→ **ACTION ITEM**
With the pictures excluded, reproduce all of the data exactly.

→ **DATA FOR ANALYSIS**
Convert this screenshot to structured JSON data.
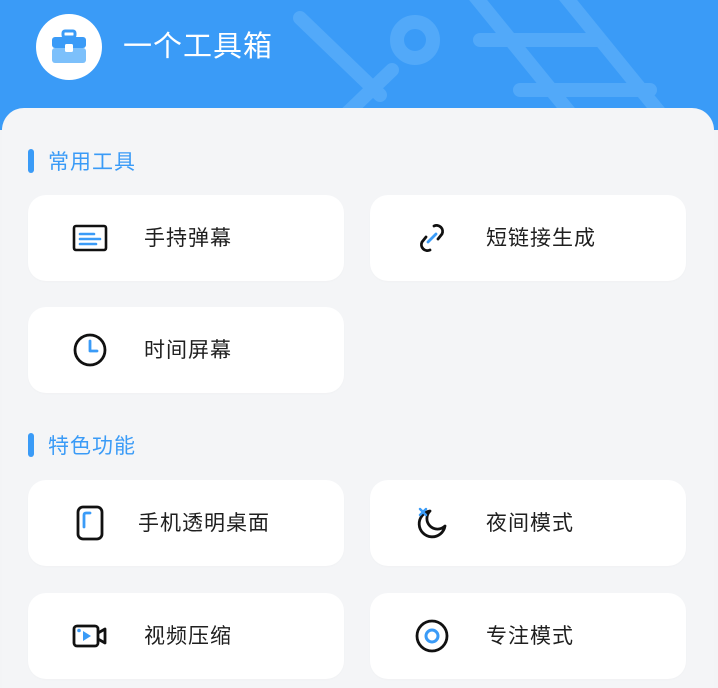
{
  "app": {
    "title": "一个工具箱",
    "accent": "#3a9bf7",
    "logo_icon": "toolbox-icon"
  },
  "sections": [
    {
      "title": "常用工具",
      "items": [
        {
          "label": "手持弹幕",
          "icon": "danmaku-screen-icon"
        },
        {
          "label": "短链接生成",
          "icon": "link-icon"
        },
        {
          "label": "时间屏幕",
          "icon": "clock-icon"
        }
      ]
    },
    {
      "title": "特色功能",
      "items": [
        {
          "label": "手机透明桌面",
          "icon": "phone-icon"
        },
        {
          "label": "夜间模式",
          "icon": "moon-icon"
        },
        {
          "label": "视频压缩",
          "icon": "video-camera-icon"
        },
        {
          "label": "专注模式",
          "icon": "target-icon"
        }
      ]
    }
  ]
}
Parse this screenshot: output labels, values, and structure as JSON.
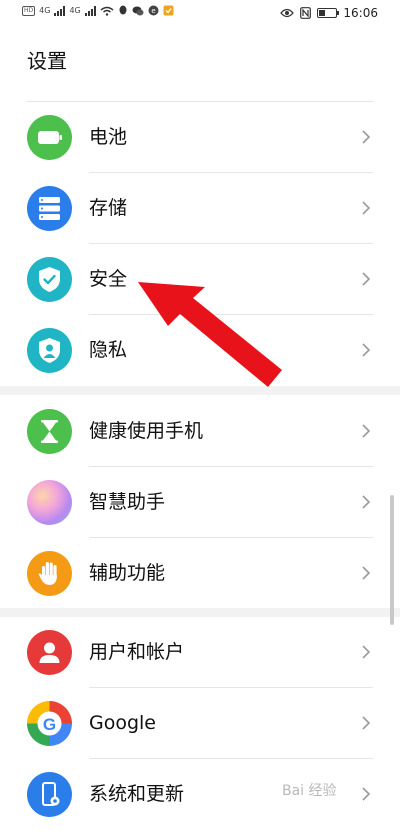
{
  "status_bar": {
    "signal_1": "4G",
    "signal_2": "4G",
    "time": "16:06"
  },
  "page": {
    "title": "设置"
  },
  "items": [
    {
      "label": "电池",
      "icon": "battery-icon",
      "color": "#4cbf4c"
    },
    {
      "label": "存储",
      "icon": "storage-icon",
      "color": "#2b7de9"
    },
    {
      "label": "安全",
      "icon": "shield-check-icon",
      "color": "#1fb5c4"
    },
    {
      "label": "隐私",
      "icon": "privacy-icon",
      "color": "#1fb5c4"
    },
    {
      "label": "健康使用手机",
      "icon": "hourglass-icon",
      "color": "#4cbf4c"
    },
    {
      "label": "智慧助手",
      "icon": "assistant-icon",
      "color": "#c98ef0"
    },
    {
      "label": "辅助功能",
      "icon": "hand-icon",
      "color": "#f59a14"
    },
    {
      "label": "用户和帐户",
      "icon": "user-icon",
      "color": "#e63a3a"
    },
    {
      "label": "Google",
      "icon": "google-icon",
      "color": "#4285f4"
    },
    {
      "label": "系统和更新",
      "icon": "system-update-icon",
      "color": "#2b7de9"
    }
  ],
  "annotation": {
    "arrow_color": "#e8121a"
  },
  "watermark": "Bai 经验"
}
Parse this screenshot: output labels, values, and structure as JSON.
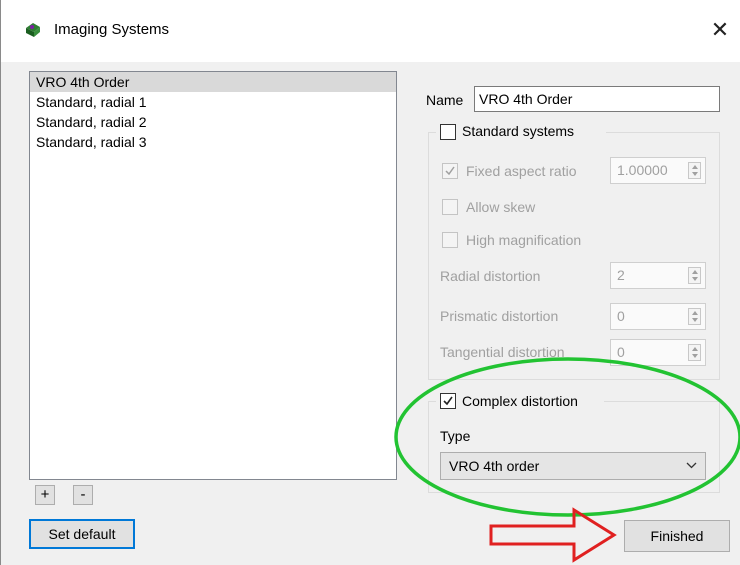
{
  "window": {
    "title": "Imaging Systems",
    "close_glyph": "✕",
    "icon": "camera-icon"
  },
  "systems_list": {
    "items": [
      "VRO 4th Order",
      "Standard, radial 1",
      "Standard, radial 2",
      "Standard, radial 3"
    ],
    "selected_index": 0
  },
  "list_buttons": {
    "add": "+",
    "remove": "-"
  },
  "set_default_label": "Set default",
  "finished_label": "Finished",
  "name": {
    "label": "Name",
    "value": "VRO 4th Order"
  },
  "standard": {
    "label": "Standard systems",
    "checked": false,
    "fixed_aspect": {
      "label": "Fixed aspect ratio",
      "checked": true,
      "value": "1.00000"
    },
    "allow_skew": {
      "label": "Allow skew",
      "checked": false
    },
    "high_mag": {
      "label": "High magnification",
      "checked": false
    },
    "radial": {
      "label": "Radial distortion",
      "value": "2"
    },
    "prismatic": {
      "label": "Prismatic distortion",
      "value": "0"
    },
    "tangential": {
      "label": "Tangential distortion",
      "value": "0"
    }
  },
  "complex": {
    "label": "Complex distortion",
    "checked": true,
    "type_label": "Type",
    "type_value": "VRO 4th order"
  },
  "annotations": {
    "ellipse_color": "#22c332",
    "arrow_color": "#e02020"
  }
}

→ **RESPONSE**
Convert this screenshot to structured JSON data.
{
  "app": {
    "title": "一个工具箱",
    "accent": "#3a9bf7",
    "logo_icon": "toolbox-icon"
  },
  "sections": [
    {
      "title": "常用工具",
      "items": [
        {
          "label": "手持弹幕",
          "icon": "danmaku-screen-icon"
        },
        {
          "label": "短链接生成",
          "icon": "link-icon"
        },
        {
          "label": "时间屏幕",
          "icon": "clock-icon"
        }
      ]
    },
    {
      "title": "特色功能",
      "items": [
        {
          "label": "手机透明桌面",
          "icon": "phone-icon"
        },
        {
          "label": "夜间模式",
          "icon": "moon-icon"
        },
        {
          "label": "视频压缩",
          "icon": "video-camera-icon"
        },
        {
          "label": "专注模式",
          "icon": "target-icon"
        }
      ]
    }
  ]
}
Parse this screenshot: output labels, values, and structure as JSON.
{
  "status_bar": {
    "signal_1": "4G",
    "signal_2": "4G",
    "time": "16:06"
  },
  "page": {
    "title": "设置"
  },
  "items": [
    {
      "label": "电池",
      "icon": "battery-icon",
      "color": "#4cbf4c"
    },
    {
      "label": "存储",
      "icon": "storage-icon",
      "color": "#2b7de9"
    },
    {
      "label": "安全",
      "icon": "shield-check-icon",
      "color": "#1fb5c4"
    },
    {
      "label": "隐私",
      "icon": "privacy-icon",
      "color": "#1fb5c4"
    },
    {
      "label": "健康使用手机",
      "icon": "hourglass-icon",
      "color": "#4cbf4c"
    },
    {
      "label": "智慧助手",
      "icon": "assistant-icon",
      "color": "#c98ef0"
    },
    {
      "label": "辅助功能",
      "icon": "hand-icon",
      "color": "#f59a14"
    },
    {
      "label": "用户和帐户",
      "icon": "user-icon",
      "color": "#e63a3a"
    },
    {
      "label": "Google",
      "icon": "google-icon",
      "color": "#4285f4"
    },
    {
      "label": "系统和更新",
      "icon": "system-update-icon",
      "color": "#2b7de9"
    }
  ],
  "annotation": {
    "arrow_color": "#e8121a"
  },
  "watermark": "Bai 经验"
}
Parse this screenshot: output labels, values, and structure as JSON.
{
  "window": {
    "title": "Imaging Systems",
    "close_glyph": "✕",
    "icon": "camera-icon"
  },
  "systems_list": {
    "items": [
      "VRO 4th Order",
      "Standard, radial 1",
      "Standard, radial 2",
      "Standard, radial 3"
    ],
    "selected_index": 0
  },
  "list_buttons": {
    "add": "+",
    "remove": "-"
  },
  "set_default_label": "Set default",
  "finished_label": "Finished",
  "name": {
    "label": "Name",
    "value": "VRO 4th Order"
  },
  "standard": {
    "label": "Standard systems",
    "checked": false,
    "fixed_aspect": {
      "label": "Fixed aspect ratio",
      "checked": true,
      "value": "1.00000"
    },
    "allow_skew": {
      "label": "Allow skew",
      "checked": false
    },
    "high_mag": {
      "label": "High magnification",
      "checked": false
    },
    "radial": {
      "label": "Radial distortion",
      "value": "2"
    },
    "prismatic": {
      "label": "Prismatic distortion",
      "value": "0"
    },
    "tangential": {
      "label": "Tangential distortion",
      "value": "0"
    }
  },
  "complex": {
    "label": "Complex distortion",
    "checked": true,
    "type_label": "Type",
    "type_value": "VRO 4th order"
  },
  "annotations": {
    "ellipse_color": "#22c332",
    "arrow_color": "#e02020"
  }
}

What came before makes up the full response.